It’s hard to believe that October is more than half over. Remember how we all thought time was standing still a year ago? And right around the corner is Halloween. It has been a minute since everyone has had to remember exactly what to remember when it comes to Halloween safety.
First to consider is costume safety. The Food and Drug Administration has a list of reminders that may have been forgotten. Better to be prepared ahead of time.
Of interest:Is the blue pumpkin bucket the right choice for your trick-or-treater?
Make certain that costume choices are done before the day arrives. All costumes, wigs and accessories should be fire-resistant. If you are allowing your children out after dark, fasten reflective tape to their costumes and bags. Glow sticks can serve the purpose as well.
To help with vision safety, opt for nontoxic Halloween makeup over masks. A mask can obscure vision. But always test makeup in a small area first to see if any irritation develops. And just as importantly, remove all makeup before a child goes to bed to prevent skin and eye irritation.
Here is something that will frighten any parent or guardian: Children are more than twice as likely to be hit by a car and killed on Halloween than on any other day of the year. Scary right? Lack of visibility because of low lighting at night can also play a factor, causing these accidents.
What can you do to make it as safe as possible for your child beyond the suggestions already made?
Here are practical and common-sense tips: Make certain a responsible adult accompanies young children on their neighborhood rounds. If you have older children who are going alone or with friends, make a plan ahead of time, including how to stay in touch and what route they will take. Also agree on a specific time when they should return home.
There are the safety tips we teach children every day that apply as well. Never enter a stranger’s car or home. You might have the rule that no one goes beyond the door. Travel only in familiar areas. Stay where it is well-lit and stick together as a group.
The old rule of “never eat anything before you get home” is still the reasonable action to take. Not only should all candy and other items handed out be checked for foreign items and something that looks like it may have been tampered with, but this also provides a way in which to scan for any items that may cause food allergies to flare up.
Here is the reminder for everyone. Put your phone or electronic devices down. If ever there was a time when all eyes should be focused ahead, this is it.
Remember that with low lighting, and some paths not normally traveled, the chance of an accident is multiplied. The old advice of “walk, don’t run and look both ways before crossing the street” are front and center here!
More from Debbie Kulick:Pocono Mountains United Way has stepped up to help local families
Accidents are more likely to kill or injure a child on Halloween. With that in mind, if you will be out and about driving while the little ghosts and goblins trick or treating (I’m thinking ghosts and goblins are passé) think about these tips: Watch for children on roadways, medians and curbs. Have you ever noticed even with a sidewalk a child can find a “more suitable walking area?”

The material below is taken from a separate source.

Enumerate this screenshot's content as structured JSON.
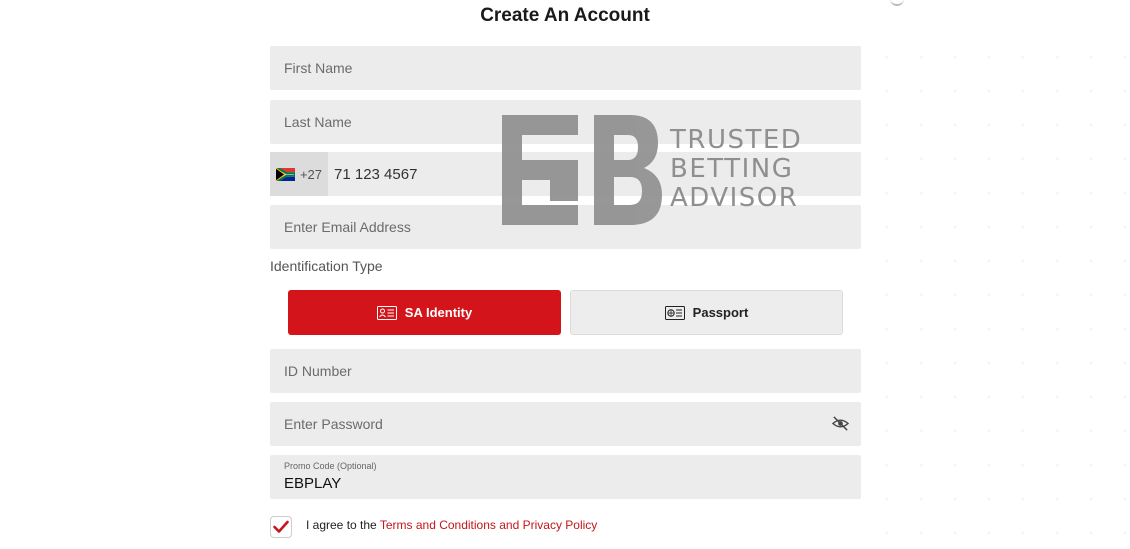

Enter and exit any driveway very cautiously. This would apply to alleys and the like as well. AND, although there was great emphasis on making sure children are identifiable with reflective tape, glow sticks and the like, as the day gets darker and into the evening, the chances of not identifying that trick or treater in dark clothing gets harder.
I can hardly believe this one needs to be said, but it must be necessary: Don’t have a new driver decide tonight is the night to be out and about!
Taking the time to prepare and get all the plans made will pay off with a fun and memorable time for both kids and parents!
— Debbie Kulick writes a weekly column for the Pocono Record’s Pike Monroe Life publication and works on the frontlines as an EMT.